**WORK REQUIRED**
Could the data below please be reproduced word for word, without the pictures?

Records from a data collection
==================================================

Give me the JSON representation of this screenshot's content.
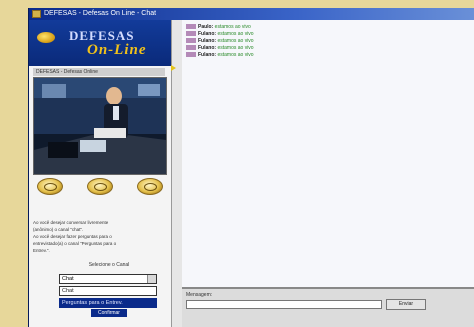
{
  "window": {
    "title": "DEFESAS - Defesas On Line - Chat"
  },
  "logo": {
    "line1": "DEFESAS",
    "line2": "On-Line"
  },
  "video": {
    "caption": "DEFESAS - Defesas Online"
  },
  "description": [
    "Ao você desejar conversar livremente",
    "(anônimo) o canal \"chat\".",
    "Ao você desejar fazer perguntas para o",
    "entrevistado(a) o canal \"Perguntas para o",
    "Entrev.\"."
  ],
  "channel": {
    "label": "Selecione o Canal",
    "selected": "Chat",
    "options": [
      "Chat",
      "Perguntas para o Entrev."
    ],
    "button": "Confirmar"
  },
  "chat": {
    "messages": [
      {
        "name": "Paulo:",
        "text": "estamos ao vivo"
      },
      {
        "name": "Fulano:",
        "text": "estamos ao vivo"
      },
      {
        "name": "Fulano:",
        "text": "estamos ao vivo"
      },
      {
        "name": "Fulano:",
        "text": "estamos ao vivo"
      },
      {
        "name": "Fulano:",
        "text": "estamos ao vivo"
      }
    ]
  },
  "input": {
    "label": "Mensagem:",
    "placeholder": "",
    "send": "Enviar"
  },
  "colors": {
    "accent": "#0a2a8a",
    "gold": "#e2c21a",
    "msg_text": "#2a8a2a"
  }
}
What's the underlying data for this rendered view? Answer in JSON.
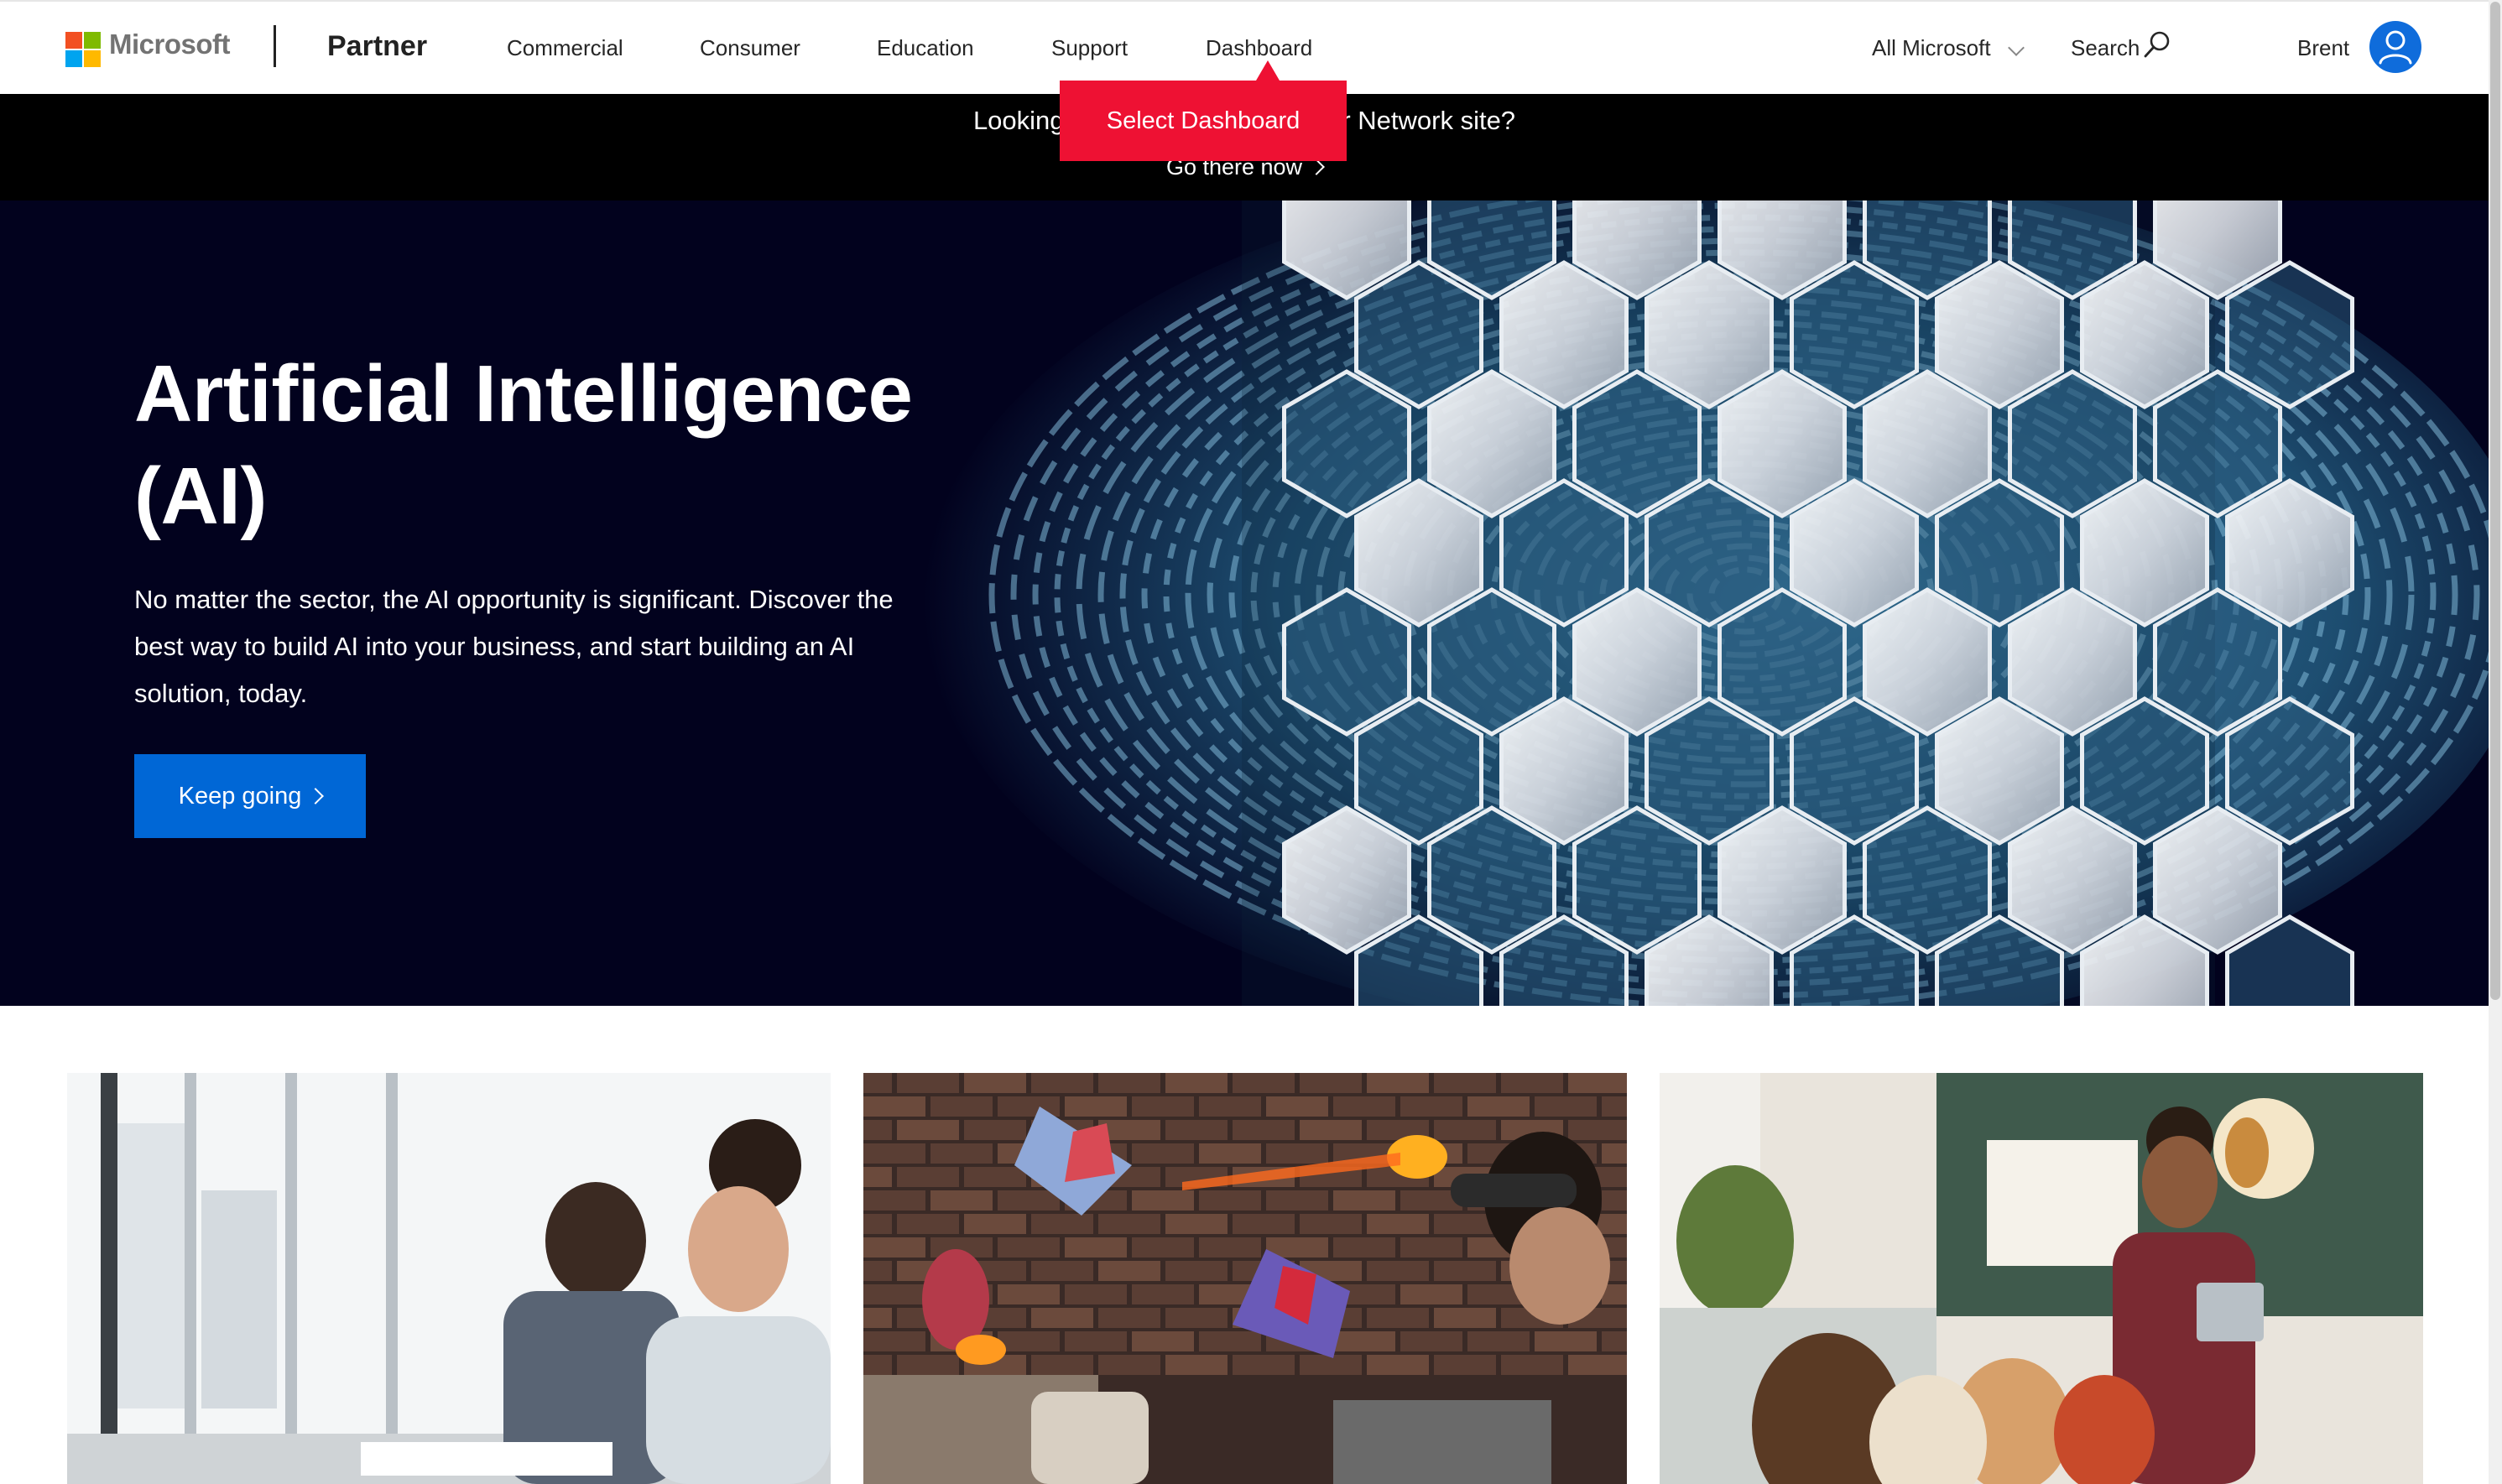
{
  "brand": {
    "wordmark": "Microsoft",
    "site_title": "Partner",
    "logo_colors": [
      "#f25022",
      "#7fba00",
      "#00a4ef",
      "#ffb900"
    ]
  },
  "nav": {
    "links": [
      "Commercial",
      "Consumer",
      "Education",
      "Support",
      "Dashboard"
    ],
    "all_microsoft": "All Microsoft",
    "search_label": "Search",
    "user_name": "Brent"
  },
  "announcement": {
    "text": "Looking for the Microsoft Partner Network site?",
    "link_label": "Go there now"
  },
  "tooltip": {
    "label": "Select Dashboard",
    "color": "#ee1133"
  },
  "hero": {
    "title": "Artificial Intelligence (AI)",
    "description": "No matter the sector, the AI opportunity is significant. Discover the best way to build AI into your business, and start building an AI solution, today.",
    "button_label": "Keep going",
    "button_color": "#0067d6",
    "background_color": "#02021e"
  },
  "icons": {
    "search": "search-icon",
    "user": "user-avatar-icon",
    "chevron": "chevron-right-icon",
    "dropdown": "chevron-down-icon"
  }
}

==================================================

**RESPONSE AREA**
Give me the JSON representation of this screenshot's content.
{
  "window": {
    "title": "DEFESAS - Defesas On Line - Chat"
  },
  "logo": {
    "line1": "DEFESAS",
    "line2": "On-Line"
  },
  "video": {
    "caption": "DEFESAS - Defesas Online"
  },
  "description": [
    "Ao você desejar conversar livremente",
    "(anônimo) o canal \"chat\".",
    "Ao você desejar fazer perguntas para o",
    "entrevistado(a) o canal \"Perguntas para o",
    "Entrev.\"."
  ],
  "channel": {
    "label": "Selecione o Canal",
    "selected": "Chat",
    "options": [
      "Chat",
      "Perguntas para o Entrev."
    ],
    "button": "Confirmar"
  },
  "chat": {
    "messages": [
      {
        "name": "Paulo:",
        "text": "estamos ao vivo"
      },
      {
        "name": "Fulano:",
        "text": "estamos ao vivo"
      },
      {
        "name": "Fulano:",
        "text": "estamos ao vivo"
      },
      {
        "name": "Fulano:",
        "text": "estamos ao vivo"
      },
      {
        "name": "Fulano:",
        "text": "estamos ao vivo"
      }
    ]
  },
  "input": {
    "label": "Mensagem:",
    "placeholder": "",
    "send": "Enviar"
  },
  "colors": {
    "accent": "#0a2a8a",
    "gold": "#e2c21a",
    "msg_text": "#2a8a2a"
  }
}
What's the underlying data for this rendered view? Answer in JSON.
{
  "brand": {
    "wordmark": "Microsoft",
    "site_title": "Partner",
    "logo_colors": [
      "#f25022",
      "#7fba00",
      "#00a4ef",
      "#ffb900"
    ]
  },
  "nav": {
    "links": [
      "Commercial",
      "Consumer",
      "Education",
      "Support",
      "Dashboard"
    ],
    "all_microsoft": "All Microsoft",
    "search_label": "Search",
    "user_name": "Brent"
  },
  "announcement": {
    "text": "Looking for the Microsoft Partner Network site?",
    "link_label": "Go there now"
  },
  "tooltip": {
    "label": "Select Dashboard",
    "color": "#ee1133"
  },
  "hero": {
    "title": "Artificial Intelligence (AI)",
    "description": "No matter the sector, the AI opportunity is significant. Discover the best way to build AI into your business, and start building an AI solution, today.",
    "button_label": "Keep going",
    "button_color": "#0067d6",
    "background_color": "#02021e"
  },
  "icons": {
    "search": "search-icon",
    "user": "user-avatar-icon",
    "chevron": "chevron-right-icon",
    "dropdown": "chevron-down-icon"
  }
}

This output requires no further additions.